Back home this evening from co-op in Querétaro, followed by lunch at El Pata, SAM’s Club, Wal-Mart (picked up the turkey for our T2 team’s “Thanksmas” dinner this Sunday) and finally Costco.
I saw several near wrecks that included a lot of smoking tires, a Suburban that nearly knocked my mirror off at over 75 mph, and a missionary who just lost the entire front of his Chevy van to a bus that clipped it this morning taking off the grill and all the lights. In his case, it wasn’t a “near wreck.” That accident was initially caused by a man driving a Mercedes Benz who pulled forward at a green light only to jam on his brakes, came to a stop and picked up a cell phone! Right in the middle of the intersection…sheesh!
I duly noted the Federal Police (“Federales”) trolling the main highway and pulling over cars and trucks as fast as they could get behind them (they’re funding their Christmas vacations and family presents). It was so obvious to me that I actually drove the speed limit home for once. I don’t normally because I find it too dangerous to drive the speed limit with cars and trucks traveling 30+ mph over the limit in the left lane and 30+ mph under the limit in the right lane and to drive the speed limit you have to stay in the middle which combines the two. It’s really “no-man’s land” and a death trap to be in the middle. But…I took my chances not wanting to be pulled over for “speeding.” Whatever that really is here.

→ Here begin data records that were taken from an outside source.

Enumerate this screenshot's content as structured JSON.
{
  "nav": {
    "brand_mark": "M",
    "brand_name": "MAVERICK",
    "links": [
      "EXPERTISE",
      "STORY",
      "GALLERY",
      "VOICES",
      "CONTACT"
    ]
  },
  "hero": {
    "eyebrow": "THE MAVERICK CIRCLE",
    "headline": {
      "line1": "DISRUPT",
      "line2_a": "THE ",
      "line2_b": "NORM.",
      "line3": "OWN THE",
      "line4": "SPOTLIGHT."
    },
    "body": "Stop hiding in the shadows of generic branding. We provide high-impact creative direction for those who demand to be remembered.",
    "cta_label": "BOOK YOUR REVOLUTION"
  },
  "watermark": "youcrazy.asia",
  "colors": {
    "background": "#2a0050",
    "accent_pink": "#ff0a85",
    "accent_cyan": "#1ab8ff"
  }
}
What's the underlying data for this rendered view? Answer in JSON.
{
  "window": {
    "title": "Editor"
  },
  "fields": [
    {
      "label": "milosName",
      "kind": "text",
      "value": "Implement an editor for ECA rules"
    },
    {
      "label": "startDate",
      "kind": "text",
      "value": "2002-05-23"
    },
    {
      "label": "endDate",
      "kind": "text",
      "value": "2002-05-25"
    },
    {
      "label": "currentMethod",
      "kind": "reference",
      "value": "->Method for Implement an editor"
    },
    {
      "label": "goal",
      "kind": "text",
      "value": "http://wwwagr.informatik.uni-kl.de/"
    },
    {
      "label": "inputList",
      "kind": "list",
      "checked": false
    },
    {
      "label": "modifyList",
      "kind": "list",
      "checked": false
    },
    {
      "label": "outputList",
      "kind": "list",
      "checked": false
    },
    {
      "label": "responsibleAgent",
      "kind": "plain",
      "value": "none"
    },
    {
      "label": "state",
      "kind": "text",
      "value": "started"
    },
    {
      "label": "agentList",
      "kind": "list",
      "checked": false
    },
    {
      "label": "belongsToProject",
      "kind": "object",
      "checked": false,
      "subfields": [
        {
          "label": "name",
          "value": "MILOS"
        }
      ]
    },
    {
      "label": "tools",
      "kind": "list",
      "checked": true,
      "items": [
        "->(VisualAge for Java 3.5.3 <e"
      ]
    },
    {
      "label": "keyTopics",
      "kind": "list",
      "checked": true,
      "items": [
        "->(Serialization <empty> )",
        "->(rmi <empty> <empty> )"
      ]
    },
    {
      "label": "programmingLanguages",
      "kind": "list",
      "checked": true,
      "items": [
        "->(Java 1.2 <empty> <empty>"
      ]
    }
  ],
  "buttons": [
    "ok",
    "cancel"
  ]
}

One of our T2 team members was stopped in Puebla last Friday while coming home from our annual conference and then stopped again in the state of Mexico on Monday when coming home from cutting down a Christmas tree at a tree farm near Mexico City. In the first stop, the policeman looked over his papers and found nothing condemning so let him go on his way. The second stop was by a pair of state police (Mexico state) and they took his papers and drove off with them! Our teammate then followed them to a more remote location and they demanded $5000 pesos for them. He called our ever-helpful immigration lawyer who couldn’t make much headway with these crooks and finally advised that he pay $200 pesos in hopes of getting his papers back from them. This worked. It’s not a bribe. It’s plain robbery.
Oh and another of our teammates was stopped on our Thursday stretch of highway a couple of weeks ago. The Federal policeman tried to claim that he changed lanes too quickly. That ranks up there with another missionary we know who once was pulled over for…ummm…errr…ah-ha!…he was driving with his headlights on and windshield wipers in operation at the same time! Gotcha! Uh-huh. The missionary just laughed at him and the policeman ended up laughing and letting him go! It’s quite the game here.
Anyway, on our 40 minute highway drive I also noted the dozen or so prostitutes that work on the shoulder of the highway 24/7 and sit in their blush-inducing costumes waiting for customers right there in broad daylight. (I feel sorry for them to tell the truth. Oddly, most of them are rotund and quite unattractive which sometimes makes for unkind but unforced chuckles from somewhere in the front seats of our car.)
Just another routine Thursday in Mexico. And really…that’s pretty typical for our Thursdays. Just thought maybe you’d like to know what a routine Thursday looks like for us.